Impacted Canines

An impacted tooth simply means that it is stuck and cannot erupt into function. The maxillary cuspid (upper eyetooth) is the second most common tooth to become impacted. The cuspid tooth is a critical tooth in the dental arch and plays an important role in your bite. The cuspid teeth are very strong biting teeth and have the longest roots of any human teeth. They are designed to be the first teeth that touch when your jaws close together so they guide the rest of the teeth into the proper bite.

Normally, the maxillary cuspid teeth are the last of the front teeth to erupt into place. They usually begin to erupt around ages of 11to12. If a cuspid tooth gets impacted, every effort is made to get it to erupt into its proper position in the dental arch. The techniques involved to aid eruption can be applied to any impacted tooth in the upper or lower jaw, but most commonly they are applied to the maxillary cuspid (upper eye) teeth. Sixty percent of these impacted eyeteeth are located on the palatal (roof of the mouth) side of the dental arch. The remaining impacted eye teeth are found in the middle of the supporting bone but stuck in an elevated position above the roots of the adjacent teeth or out to the facial side of the dental arch. 3-dimensional imaging, referred to as CBCT, is often necessary to determine the position of the impacted tooth. With appropriate imaging and evaluation the surgical approach is planned and executed in the least invasive way possible.

What to expect during surgery?

The surgery to expose and bracket an impacted tooth is a common surgical procedure that is performed in our office. The procedure can be performed under local anesthesia, laughing gas (nitrous oxide/oxygen analgesia), intravenous sedation, or general anesthesia.

You can expect a limited amount of bleeding from the surgical sites after surgery. Although there will be some discomfort after surgery at the surgical sites, most patients find Tylenol or Advil to be more than adequate to manage any pain they may have.

Within 2-3 days after surgery there is usually little need for any medication at all. There may be some swelling which can be minimized by applying ice packs to the lip and cheek area after surgery. Bruising is not a common finding after these cases.

A soft diet is recommended at first, but you may resume your normal diet as soon as you feel comfortable chewing.

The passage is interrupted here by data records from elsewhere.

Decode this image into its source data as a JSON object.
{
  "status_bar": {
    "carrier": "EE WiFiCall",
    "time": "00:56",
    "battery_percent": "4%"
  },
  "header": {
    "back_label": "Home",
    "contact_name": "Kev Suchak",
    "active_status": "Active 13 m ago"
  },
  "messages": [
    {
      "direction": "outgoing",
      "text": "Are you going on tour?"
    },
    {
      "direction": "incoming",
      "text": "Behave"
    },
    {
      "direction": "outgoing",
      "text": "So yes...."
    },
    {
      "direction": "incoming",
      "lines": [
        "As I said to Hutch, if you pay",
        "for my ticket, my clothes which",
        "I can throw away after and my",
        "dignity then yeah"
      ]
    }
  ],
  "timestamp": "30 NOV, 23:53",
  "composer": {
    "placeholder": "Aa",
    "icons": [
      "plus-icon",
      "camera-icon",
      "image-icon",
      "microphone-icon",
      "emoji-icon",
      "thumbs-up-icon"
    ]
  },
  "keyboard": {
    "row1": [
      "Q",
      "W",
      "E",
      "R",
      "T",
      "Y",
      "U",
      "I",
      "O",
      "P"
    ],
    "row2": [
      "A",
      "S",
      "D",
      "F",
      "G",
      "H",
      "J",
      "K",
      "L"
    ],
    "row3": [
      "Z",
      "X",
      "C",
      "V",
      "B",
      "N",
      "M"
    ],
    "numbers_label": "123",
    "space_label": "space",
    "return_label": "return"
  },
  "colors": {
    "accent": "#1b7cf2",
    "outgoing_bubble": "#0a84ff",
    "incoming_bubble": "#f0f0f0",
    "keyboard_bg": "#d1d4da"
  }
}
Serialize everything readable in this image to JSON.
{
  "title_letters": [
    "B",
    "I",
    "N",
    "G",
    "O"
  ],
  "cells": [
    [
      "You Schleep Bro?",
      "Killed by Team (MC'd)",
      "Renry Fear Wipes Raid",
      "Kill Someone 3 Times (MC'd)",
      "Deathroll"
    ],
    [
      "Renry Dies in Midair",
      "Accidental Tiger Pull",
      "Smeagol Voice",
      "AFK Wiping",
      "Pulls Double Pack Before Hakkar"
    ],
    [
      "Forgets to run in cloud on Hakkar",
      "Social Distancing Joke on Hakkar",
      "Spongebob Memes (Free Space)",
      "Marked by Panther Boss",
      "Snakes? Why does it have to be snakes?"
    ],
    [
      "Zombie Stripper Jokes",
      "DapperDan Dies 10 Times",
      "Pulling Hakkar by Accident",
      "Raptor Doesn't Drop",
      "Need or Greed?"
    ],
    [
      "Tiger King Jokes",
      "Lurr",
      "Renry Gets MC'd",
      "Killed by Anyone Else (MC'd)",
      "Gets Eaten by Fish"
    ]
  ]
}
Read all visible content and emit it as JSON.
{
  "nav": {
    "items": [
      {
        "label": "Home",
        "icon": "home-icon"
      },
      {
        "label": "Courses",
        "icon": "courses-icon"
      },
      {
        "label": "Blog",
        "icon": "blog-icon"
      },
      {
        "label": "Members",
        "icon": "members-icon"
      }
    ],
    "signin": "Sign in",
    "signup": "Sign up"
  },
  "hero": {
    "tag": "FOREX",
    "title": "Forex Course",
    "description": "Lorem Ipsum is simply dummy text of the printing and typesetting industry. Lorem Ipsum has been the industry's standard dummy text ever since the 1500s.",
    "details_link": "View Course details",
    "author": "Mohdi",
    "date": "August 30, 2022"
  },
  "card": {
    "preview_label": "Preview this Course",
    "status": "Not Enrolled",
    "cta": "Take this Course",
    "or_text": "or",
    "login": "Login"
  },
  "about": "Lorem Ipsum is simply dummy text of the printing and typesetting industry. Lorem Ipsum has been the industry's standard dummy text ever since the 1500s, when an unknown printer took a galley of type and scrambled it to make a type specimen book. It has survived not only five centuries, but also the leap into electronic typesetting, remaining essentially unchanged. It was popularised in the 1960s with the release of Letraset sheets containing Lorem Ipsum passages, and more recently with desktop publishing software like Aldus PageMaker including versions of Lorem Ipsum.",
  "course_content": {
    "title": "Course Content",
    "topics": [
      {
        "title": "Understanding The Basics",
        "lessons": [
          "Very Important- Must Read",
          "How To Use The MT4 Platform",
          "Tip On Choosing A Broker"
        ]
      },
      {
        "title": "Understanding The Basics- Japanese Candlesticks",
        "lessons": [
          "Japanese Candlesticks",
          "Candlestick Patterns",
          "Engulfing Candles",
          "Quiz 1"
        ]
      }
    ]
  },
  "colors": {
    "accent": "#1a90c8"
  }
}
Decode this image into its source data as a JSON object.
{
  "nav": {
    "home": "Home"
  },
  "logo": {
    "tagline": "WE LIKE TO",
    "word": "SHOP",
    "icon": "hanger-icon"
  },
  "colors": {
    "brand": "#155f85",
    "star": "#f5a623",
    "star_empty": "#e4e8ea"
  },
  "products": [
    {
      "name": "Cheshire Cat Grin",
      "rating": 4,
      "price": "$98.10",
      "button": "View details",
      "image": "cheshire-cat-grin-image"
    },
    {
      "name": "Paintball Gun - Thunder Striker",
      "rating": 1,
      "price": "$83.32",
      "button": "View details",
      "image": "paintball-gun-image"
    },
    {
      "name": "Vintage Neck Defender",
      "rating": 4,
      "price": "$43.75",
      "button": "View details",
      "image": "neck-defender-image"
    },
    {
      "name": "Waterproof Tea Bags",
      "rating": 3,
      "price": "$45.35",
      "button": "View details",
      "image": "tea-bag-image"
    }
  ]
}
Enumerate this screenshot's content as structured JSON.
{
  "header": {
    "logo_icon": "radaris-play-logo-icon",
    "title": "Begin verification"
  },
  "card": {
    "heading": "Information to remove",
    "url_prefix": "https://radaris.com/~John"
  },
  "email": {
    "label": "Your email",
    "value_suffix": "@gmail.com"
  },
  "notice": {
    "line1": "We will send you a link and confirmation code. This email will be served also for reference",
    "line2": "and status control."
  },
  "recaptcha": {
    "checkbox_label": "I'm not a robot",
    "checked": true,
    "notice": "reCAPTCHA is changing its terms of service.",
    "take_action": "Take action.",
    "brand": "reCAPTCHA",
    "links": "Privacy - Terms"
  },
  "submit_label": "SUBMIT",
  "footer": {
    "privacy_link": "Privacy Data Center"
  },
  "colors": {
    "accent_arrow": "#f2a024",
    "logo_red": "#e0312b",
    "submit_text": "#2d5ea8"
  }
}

Exposure and bracketing of impacted teeth is done in conjunction with orthodontic treatment. We will collaborate with your orthodontist to ensure the best outcome possible.